» Task requirements
Your answer should consist of every line in the records that holds "kanshi".

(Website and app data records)
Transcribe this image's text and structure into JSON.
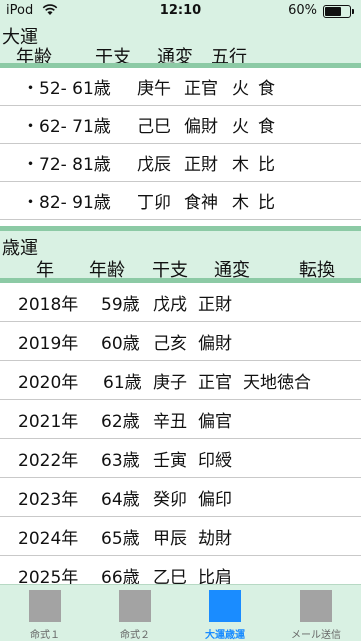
{
  "status": {
    "carrier": "iPod",
    "time": "12:10",
    "battery": "60%",
    "battery_level": 0.6
  },
  "daiun": {
    "title": "大運",
    "headers": [
      "年齢",
      "干支",
      "通変",
      "五行"
    ],
    "rows": [
      {
        "bullet": "・",
        "age": "52- 61歳",
        "kanshi": "庚午",
        "tsuhen": "正官",
        "gogyo": "火",
        "extra": "食"
      },
      {
        "bullet": "・",
        "age": "62- 71歳",
        "kanshi": "己巳",
        "tsuhen": "偏財",
        "gogyo": "火",
        "extra": "食"
      },
      {
        "bullet": "・",
        "age": "72- 81歳",
        "kanshi": "戊辰",
        "tsuhen": "正財",
        "gogyo": "木",
        "extra": "比"
      },
      {
        "bullet": "・",
        "age": "82- 91歳",
        "kanshi": "丁卯",
        "tsuhen": "食神",
        "gogyo": "木",
        "extra": "比"
      }
    ]
  },
  "saiun": {
    "title": "歳運",
    "headers": [
      "年",
      "年齢",
      "干支",
      "通変",
      "転換"
    ],
    "rows": [
      {
        "year": "2018年",
        "age": "59歳",
        "kanshi": "戊戌",
        "tsuhen": "正財",
        "tenkan": ""
      },
      {
        "year": "2019年",
        "age": "60歳",
        "kanshi": "己亥",
        "tsuhen": "偏財",
        "tenkan": ""
      },
      {
        "year": "2020年",
        "age": "61歳",
        "kanshi": "庚子",
        "tsuhen": "正官",
        "tenkan": "天地徳合"
      },
      {
        "year": "2021年",
        "age": "62歳",
        "kanshi": "辛丑",
        "tsuhen": "偏官",
        "tenkan": ""
      },
      {
        "year": "2022年",
        "age": "63歳",
        "kanshi": "壬寅",
        "tsuhen": "印綬",
        "tenkan": ""
      },
      {
        "year": "2023年",
        "age": "64歳",
        "kanshi": "癸卯",
        "tsuhen": "偏印",
        "tenkan": ""
      },
      {
        "year": "2024年",
        "age": "65歳",
        "kanshi": "甲辰",
        "tsuhen": "劫財",
        "tenkan": ""
      },
      {
        "year": "2025年",
        "age": "66歳",
        "kanshi": "乙巳",
        "tsuhen": "比肩",
        "tenkan": ""
      }
    ]
  },
  "tabs": [
    {
      "label": "命式１",
      "active": false
    },
    {
      "label": "命式２",
      "active": false
    },
    {
      "label": "大運歳運",
      "active": true
    },
    {
      "label": "メール送信",
      "active": false
    }
  ],
  "colors": {
    "header_bg": "#d9f1e3",
    "header_border": "#8ccaa5",
    "active_tab": "#1a8cff",
    "inactive_tab": "#a3a3a3"
  }
}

» Result of this task
        "kanshi": "庚午",
        "kanshi": "己巳",
        "kanshi": "戊辰",
        "kanshi": "丁卯",
        "kanshi": "戊戌",
        "kanshi": "己亥",
        "kanshi": "庚子",
        "kanshi": "辛丑",
        "kanshi": "壬寅",
        "kanshi": "癸卯",
        "kanshi": "甲辰",
        "kanshi": "乙巳",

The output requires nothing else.